But while these current attitudes certainly have implications for the next few semesters, they’re all tied directly to the pandemic. The recessionary effects are just beginning to unfold. That might seem unusual given the National Bureau of Economic Research determined the recession began in February, but it has to do with the specific nature of this economic downturn.
Comparing the post-COVID-19 period to the previous time of economic contraction reveals some stark differences. First, consider that the unemployment rate peaked at 10 percent during the Great Recession. But 2020 saw that number reach 14.7 percent by April — and the U.S. Bureau of Labor Statistics has already acknowledged that, due to a classification error, the true unemployment rate was likely closer to 19.7 percent during that time.
The other key difference as it relates to unemployment is the time it took to reach those peaks. The Great Recession, which began in December 2007, reached the highest jobless level nearly two years later in October 2009. The post-COVID-19 recession made that progression in mere months.

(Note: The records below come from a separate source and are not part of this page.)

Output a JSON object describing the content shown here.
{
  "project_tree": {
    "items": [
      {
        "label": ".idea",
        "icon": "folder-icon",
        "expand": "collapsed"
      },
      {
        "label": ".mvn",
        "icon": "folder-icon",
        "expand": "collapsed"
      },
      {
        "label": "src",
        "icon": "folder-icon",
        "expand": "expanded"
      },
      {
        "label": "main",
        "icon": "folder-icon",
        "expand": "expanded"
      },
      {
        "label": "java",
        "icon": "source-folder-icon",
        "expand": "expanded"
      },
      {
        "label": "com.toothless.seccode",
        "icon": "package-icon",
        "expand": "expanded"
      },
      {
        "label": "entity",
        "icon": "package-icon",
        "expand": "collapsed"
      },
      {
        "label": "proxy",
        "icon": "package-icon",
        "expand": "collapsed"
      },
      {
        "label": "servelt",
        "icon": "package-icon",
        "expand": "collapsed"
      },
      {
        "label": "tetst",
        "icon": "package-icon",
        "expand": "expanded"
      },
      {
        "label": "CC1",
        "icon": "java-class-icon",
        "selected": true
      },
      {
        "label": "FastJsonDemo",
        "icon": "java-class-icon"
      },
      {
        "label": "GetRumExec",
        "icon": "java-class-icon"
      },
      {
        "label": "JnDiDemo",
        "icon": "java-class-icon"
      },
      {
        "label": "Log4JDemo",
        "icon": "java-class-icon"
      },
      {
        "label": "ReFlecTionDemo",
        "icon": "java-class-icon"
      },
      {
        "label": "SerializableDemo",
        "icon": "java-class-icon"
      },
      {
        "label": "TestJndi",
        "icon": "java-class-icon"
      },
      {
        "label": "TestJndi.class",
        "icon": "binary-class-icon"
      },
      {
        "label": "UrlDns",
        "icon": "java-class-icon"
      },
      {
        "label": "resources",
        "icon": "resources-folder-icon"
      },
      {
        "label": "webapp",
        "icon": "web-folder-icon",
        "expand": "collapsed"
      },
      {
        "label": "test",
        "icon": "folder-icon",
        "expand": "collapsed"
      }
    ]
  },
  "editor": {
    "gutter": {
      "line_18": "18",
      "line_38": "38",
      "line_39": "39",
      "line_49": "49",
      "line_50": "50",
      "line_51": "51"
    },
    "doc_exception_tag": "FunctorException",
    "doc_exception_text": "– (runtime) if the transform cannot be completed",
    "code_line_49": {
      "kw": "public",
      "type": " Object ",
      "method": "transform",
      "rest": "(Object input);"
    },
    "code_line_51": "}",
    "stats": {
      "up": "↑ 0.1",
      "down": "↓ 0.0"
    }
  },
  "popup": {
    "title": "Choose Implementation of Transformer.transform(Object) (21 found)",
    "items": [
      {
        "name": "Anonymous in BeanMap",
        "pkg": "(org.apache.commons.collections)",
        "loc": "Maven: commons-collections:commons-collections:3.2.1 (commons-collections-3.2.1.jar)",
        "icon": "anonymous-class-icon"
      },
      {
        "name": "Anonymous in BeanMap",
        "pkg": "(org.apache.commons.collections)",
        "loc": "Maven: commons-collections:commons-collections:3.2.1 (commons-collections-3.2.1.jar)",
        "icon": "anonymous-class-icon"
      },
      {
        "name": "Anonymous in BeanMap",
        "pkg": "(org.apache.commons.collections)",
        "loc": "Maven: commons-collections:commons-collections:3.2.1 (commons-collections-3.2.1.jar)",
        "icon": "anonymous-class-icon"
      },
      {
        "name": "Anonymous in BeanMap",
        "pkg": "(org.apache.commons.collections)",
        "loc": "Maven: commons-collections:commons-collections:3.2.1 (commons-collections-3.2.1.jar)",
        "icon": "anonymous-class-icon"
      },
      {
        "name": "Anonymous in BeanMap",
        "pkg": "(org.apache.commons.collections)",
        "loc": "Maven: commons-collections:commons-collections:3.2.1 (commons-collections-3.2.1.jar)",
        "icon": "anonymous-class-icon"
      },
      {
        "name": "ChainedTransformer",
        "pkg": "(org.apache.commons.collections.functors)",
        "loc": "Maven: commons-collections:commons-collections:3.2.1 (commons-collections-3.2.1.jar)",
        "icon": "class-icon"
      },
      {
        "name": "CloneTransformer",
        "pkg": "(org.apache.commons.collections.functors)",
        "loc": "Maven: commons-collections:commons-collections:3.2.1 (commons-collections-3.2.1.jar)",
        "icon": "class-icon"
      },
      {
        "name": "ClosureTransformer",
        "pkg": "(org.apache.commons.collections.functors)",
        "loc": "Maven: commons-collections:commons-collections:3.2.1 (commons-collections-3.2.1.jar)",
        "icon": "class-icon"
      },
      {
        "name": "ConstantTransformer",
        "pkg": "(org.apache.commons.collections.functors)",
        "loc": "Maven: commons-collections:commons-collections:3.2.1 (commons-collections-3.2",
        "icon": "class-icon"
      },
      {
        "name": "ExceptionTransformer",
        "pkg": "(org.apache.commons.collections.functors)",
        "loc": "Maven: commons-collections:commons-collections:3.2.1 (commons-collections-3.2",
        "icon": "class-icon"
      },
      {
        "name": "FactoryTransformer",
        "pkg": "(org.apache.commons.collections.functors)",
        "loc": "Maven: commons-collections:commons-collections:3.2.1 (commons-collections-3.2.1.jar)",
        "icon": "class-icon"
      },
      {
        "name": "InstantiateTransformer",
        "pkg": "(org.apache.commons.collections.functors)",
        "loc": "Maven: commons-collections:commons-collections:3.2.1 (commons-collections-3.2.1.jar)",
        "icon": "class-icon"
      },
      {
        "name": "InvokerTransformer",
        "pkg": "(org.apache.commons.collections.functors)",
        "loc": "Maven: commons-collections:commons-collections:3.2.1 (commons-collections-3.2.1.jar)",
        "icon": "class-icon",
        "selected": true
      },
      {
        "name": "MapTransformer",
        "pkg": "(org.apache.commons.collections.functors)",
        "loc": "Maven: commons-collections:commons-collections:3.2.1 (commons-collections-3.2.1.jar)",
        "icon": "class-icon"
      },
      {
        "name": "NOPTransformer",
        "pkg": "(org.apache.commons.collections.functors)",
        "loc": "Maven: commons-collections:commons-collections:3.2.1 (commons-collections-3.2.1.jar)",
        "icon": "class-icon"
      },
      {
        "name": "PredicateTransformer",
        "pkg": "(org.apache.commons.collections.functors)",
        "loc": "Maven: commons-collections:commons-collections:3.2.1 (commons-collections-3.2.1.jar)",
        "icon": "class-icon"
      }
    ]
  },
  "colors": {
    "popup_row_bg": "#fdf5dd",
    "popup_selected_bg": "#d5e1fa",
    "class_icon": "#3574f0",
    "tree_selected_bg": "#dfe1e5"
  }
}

While these differences seem to indicate that there would be an influx of people interested in pursuing higher education, that hasn’t really been the case yet. One of the primary reasons behind this unusual situation is government assistance. When workers were furloughed or laid off, they were able to obtain regular unemployment checks for a number of months. But those payments have a shelf life, which could mean big changes in the coming months and years.
“I think we’re still going to level out at an unemployment rate that’s higher than the previous recession’s peak,” Frank forecasts. “The government has muted the recessionary impact, but at some point, that’s going to go away.”

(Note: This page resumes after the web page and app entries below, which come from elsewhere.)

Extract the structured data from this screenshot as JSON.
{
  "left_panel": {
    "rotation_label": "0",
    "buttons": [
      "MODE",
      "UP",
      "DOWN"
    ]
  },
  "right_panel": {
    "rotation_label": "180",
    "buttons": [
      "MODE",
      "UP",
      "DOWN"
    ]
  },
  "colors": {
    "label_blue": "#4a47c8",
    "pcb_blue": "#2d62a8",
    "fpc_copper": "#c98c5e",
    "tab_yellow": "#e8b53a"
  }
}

The other unique difference about the post-COVID-19 era is who has been impacted by unemployment. In most economic downturns, enrollments typically increase at the bachelor’s and master’s levels. Faced with a lack of good employment prospects, workers advance their education to gain additional skills and knowledge that can help them stand out from the competition. But COVID-19 has disproportionately affected low-income workers who often have lower levels of educational attainment.
“Because of who’s being affected, I think we’ll see a greater impact on the certificate and associate level degrees,” Frank offers.

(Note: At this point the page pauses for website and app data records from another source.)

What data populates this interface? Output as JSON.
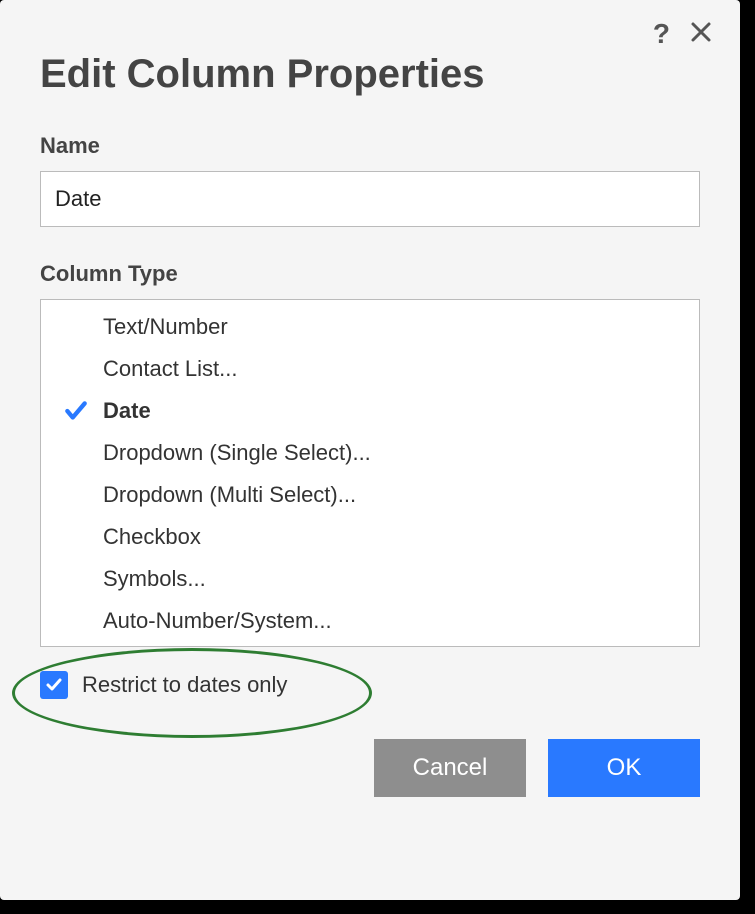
{
  "dialog": {
    "title": "Edit Column Properties"
  },
  "name_field": {
    "label": "Name",
    "value": "Date"
  },
  "type_field": {
    "label": "Column Type",
    "selected_index": 2,
    "options": [
      "Text/Number",
      "Contact List...",
      "Date",
      "Dropdown (Single Select)...",
      "Dropdown (Multi Select)...",
      "Checkbox",
      "Symbols...",
      "Auto-Number/System..."
    ]
  },
  "restrict_checkbox": {
    "label": "Restrict to dates only",
    "checked": true
  },
  "buttons": {
    "cancel": "Cancel",
    "ok": "OK"
  }
}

It’s also important to consider that the pandemic seems to have sparked even greater demand for technology solutions. It’s unlikely that will change any time soon, and institutions will need to adapt to remain relevant.
“We will see changes in the prevalence of online learning, the application of technology in the classroom and the way schools engage with their students,” King hypothesizes.
Lastly, it’s worth recognizing that institutions may find themselves in an increasingly difficult financial position over the coming years even in the face of impending enrollment growth. Following the Great Recession, colleges and universities took a significant financial hit as they received less funding from local governments and fewer donations. Raising tuition rates was the only option for most institutions. But as students and their families face an increasingly uncertain financial future, that strategy is unlikely to prove effective in the future.
Adopt a forward-thinking strategy
A clear pattern has emerged over the years: the economy eventually heads toward a recession and higher education moves into growth mode. There’s reason to believe that history will repeat itself this time, at least in some respects. But rather than relaxing and expecting students to fill seats, colleges should consider how the post-COVID-19 recession differs from previous ones to start preparing for what lies ahead.
One change we can expect is that hybrid learning will become more common. It may even become the go-to modality in the coming years. For more insight as to why this will likely prove true, visit our article, “The Future of Residential Classes Is Hybrid Learning.”